Sometimes it is necessary to extract a tooth. This situation can arise for a variety of reasons. Extractions are commonly performed in cases where a deciduous “baby” tooth is reluctant to fall out, a severely broken down and non-restorable tooth is present, or a “wisdom tooth” is poorly positioned and unable to erupt into place.
Oral and maxillofacial surgeons are often referred patients by general dentists as well as dental specialists for the extraction of permanent or primary teeth that are erupted, unerupted, fractured, severely broken down, or ankylosed (fused to the surrounding bone). With their extensive training in both medicine and dentistry, oral and maxillofacial surgeons are also called upon to treat patients who are undergoing complex medical treatment, have certain medical conditions or take specific medications that can influence dental extractions as well as healing and recovery from all types of oral and maxillofacial surgical procedures.
In addition to providing skilled, knowledgeable, precise, and experienced care in all situations for which dental extractions are required, oral and maxillofacial surgeons are trained in all methods of dental anesthesia and sedation to ensure patient comfort throughout every procedure.
Following all dental extractions, our oral and maxillofacial surgeon will provide detailed instructions for post-operative care and any follow-up appointments as required.
The most common reasons for tooth loss include advanced periodontal disease, extensive tooth decay, and facial trauma. According to statistics, gum disease is responsible for close to 70% of tooth loss in adults. Although less frequent than the preceding three reasons, it should also be noted that specific diseases, drugs, smoking, and poor nutrition contribute to the risk of tooth loss.

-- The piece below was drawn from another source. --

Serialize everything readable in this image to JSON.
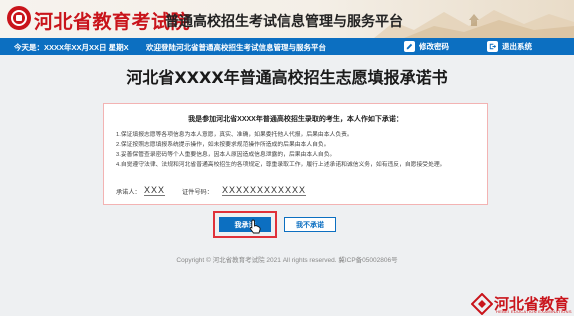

The Centers for Disease Control and Prevention report that in the United States, an average of 12 teeth (including the wisdom teeth) are lost by the age of 50. Also, 26% of adults between 65 and 74 years of age have lost all their teeth.
Every patient and every situation is different. However, when a tooth and the surrounding tissues are numbed with a local anesthetic, you should only expect to feel a bit of pressure, but no pain as the tooth is being loosened from the surrounding tissues and extracted. For patients who are apprehensive and for some surgical extractions, our office will discuss our options in dental sedation to provide further relaxation and reduce any sense of discomfort.
While it's normal to feel some tenderness and swelling following an extraction, the degree of these sensations can vary. It mostly depends on the complexity of the extraction and the body's response to the procedure. We'll recommend or prescribe the appropriate pain medication to help ensure your comfort and give you specific instructions for maximum effectiveness and safety.
Typically, the recovery period following a simple extraction is shorter than a surgical extraction. However, a patient's overall health, habits, and the size and location of the tooth, and other variables can influence recovery and healing. To speed up the recovery and avoid any complications, patients must follow the given at-home instructions diligently. We'll carefully review what to expect following your procedure and go over your post-op instructions.
Smoking interferes with blood clot formation, which is an essential first step in the healing process. Blot clot formation not only provides a protective layer to cover the underlying exposed bone and nerve endings, but it also supports the growth of new tissue. Cigarette smoke also contains chemical toxins that can disrupt the healing process and lead to problems such as continued inflammation, infection, or dry socket.
In a very small percentage of cases, a condition known as dry socket can develop in the aftermath of a dental extraction. This painful condition can arise when the blood clot in the extraction site doesn't form properly or gets dislodged. With dry socket, you may experience throbbing pain and symptoms such as bad breath and an unpleasant taste in your mouth. As skilled providers of care, our office will provide immediate treatment to alleviate your discomfort and promote healing.
The last teeth in your mouth to develop, wisdom teeth often do not have enough room to fully erupt or may be positioned in the wrong direction. These issues can affect your dental health as well as overall wellbeing. While some individuals never develop all their wisdom teeth, and a few have sufficient space for them, there are many people with partially or fully impacted third molars. Our office will monitor the development, position, and health of your wisdom teeth and will advise you if and when extractions are indicated.
After a tooth is removed, bone-grafting material is sometimes placed in the socket to promote healing and encourage new bone development. This procedure is often performed to support the eventual and successful placement of a dental implant.
At the office of Lititz Oral Surgery, we strive to make dental care affordable and accessible. Depending on the type or complexity of the extraction and other variables, the cost of the procedure can vary. Based on our diagnostic findings, our office will inform you of the healthiest choices in care, explain the fees, discuss insurance coverage, and explain your payment options.
Many dental plans offer some level of coverage for tooth extractions. We'll advise you if your plan covers the full cost of the procedure and if there is any out-of-pocket expense. Our business office will work with you to maximize your insurance benefits as much as possible while helping you minimize any out-of-pocket expenses.